▸ **Your assignment**: Skip all lines in the entries below that come before the one containing "Convert this screenshot". Repeat that line and the rest exactly.

▸ **Data for this task**:
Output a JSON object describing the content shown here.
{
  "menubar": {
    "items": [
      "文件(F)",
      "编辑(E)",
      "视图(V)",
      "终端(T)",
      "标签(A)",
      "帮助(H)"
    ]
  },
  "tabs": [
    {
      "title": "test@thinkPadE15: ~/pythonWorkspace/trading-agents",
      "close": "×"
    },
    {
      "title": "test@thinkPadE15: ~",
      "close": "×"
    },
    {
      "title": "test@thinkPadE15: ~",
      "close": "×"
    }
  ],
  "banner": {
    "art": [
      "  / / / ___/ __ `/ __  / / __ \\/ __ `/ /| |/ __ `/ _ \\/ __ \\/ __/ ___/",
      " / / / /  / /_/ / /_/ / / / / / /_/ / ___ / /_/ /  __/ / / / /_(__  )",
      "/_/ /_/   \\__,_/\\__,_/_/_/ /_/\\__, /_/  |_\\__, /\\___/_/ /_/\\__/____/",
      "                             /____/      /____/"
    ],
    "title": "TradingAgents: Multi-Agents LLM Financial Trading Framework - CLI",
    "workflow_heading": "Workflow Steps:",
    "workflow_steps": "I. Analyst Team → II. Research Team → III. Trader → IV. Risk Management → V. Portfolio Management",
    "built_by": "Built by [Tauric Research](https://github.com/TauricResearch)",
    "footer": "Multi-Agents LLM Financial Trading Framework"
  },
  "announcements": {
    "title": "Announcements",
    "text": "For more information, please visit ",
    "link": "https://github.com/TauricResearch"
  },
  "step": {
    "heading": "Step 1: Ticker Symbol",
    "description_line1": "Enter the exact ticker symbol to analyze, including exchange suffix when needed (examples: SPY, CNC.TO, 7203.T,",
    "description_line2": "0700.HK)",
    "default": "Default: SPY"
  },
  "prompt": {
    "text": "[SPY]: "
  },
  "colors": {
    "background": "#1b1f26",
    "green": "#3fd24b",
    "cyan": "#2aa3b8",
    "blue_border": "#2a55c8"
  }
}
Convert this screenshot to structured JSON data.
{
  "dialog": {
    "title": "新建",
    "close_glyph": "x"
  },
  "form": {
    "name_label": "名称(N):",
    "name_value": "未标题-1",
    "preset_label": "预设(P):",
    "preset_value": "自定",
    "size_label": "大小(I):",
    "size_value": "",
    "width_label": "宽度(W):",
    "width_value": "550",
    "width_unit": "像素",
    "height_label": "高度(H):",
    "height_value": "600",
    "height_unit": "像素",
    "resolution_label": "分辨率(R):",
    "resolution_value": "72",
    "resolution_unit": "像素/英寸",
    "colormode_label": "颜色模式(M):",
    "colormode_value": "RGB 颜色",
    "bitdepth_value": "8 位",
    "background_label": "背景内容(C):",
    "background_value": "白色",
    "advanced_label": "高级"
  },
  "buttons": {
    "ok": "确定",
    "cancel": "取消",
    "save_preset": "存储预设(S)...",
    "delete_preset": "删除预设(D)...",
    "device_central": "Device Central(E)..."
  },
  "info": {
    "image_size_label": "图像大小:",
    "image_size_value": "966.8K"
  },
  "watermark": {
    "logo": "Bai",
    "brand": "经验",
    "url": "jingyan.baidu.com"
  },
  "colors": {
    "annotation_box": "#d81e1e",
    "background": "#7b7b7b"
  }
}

▸ **Written answer**:
Convert this screenshot to structured JSON data.
{
  "dialog": {
    "title": "新建",
    "close_glyph": "x"
  },
  "form": {
    "name_label": "名称(N):",
    "name_value": "未标题-1",
    "preset_label": "预设(P):",
    "preset_value": "自定",
    "size_label": "大小(I):",
    "size_value": "",
    "width_label": "宽度(W):",
    "width_value": "550",
    "width_unit": "像素",
    "height_label": "高度(H):",
    "height_value": "600",
    "height_unit": "像素",
    "resolution_label": "分辨率(R):",
    "resolution_value": "72",
    "resolution_unit": "像素/英寸",
    "colormode_label": "颜色模式(M):",
    "colormode_value": "RGB 颜色",
    "bitdepth_value": "8 位",
    "background_label": "背景内容(C):",
    "background_value": "白色",
    "advanced_label": "高级"
  },
  "buttons": {
    "ok": "确定",
    "cancel": "取消",
    "save_preset": "存储预设(S)...",
    "delete_preset": "删除预设(D)...",
    "device_central": "Device Central(E)..."
  },
  "info": {
    "image_size_label": "图像大小:",
    "image_size_value": "966.8K"
  },
  "watermark": {
    "logo": "Bai",
    "brand": "经验",
    "url": "jingyan.baidu.com"
  },
  "colors": {
    "annotation_box": "#d81e1e",
    "background": "#7b7b7b"
  }
}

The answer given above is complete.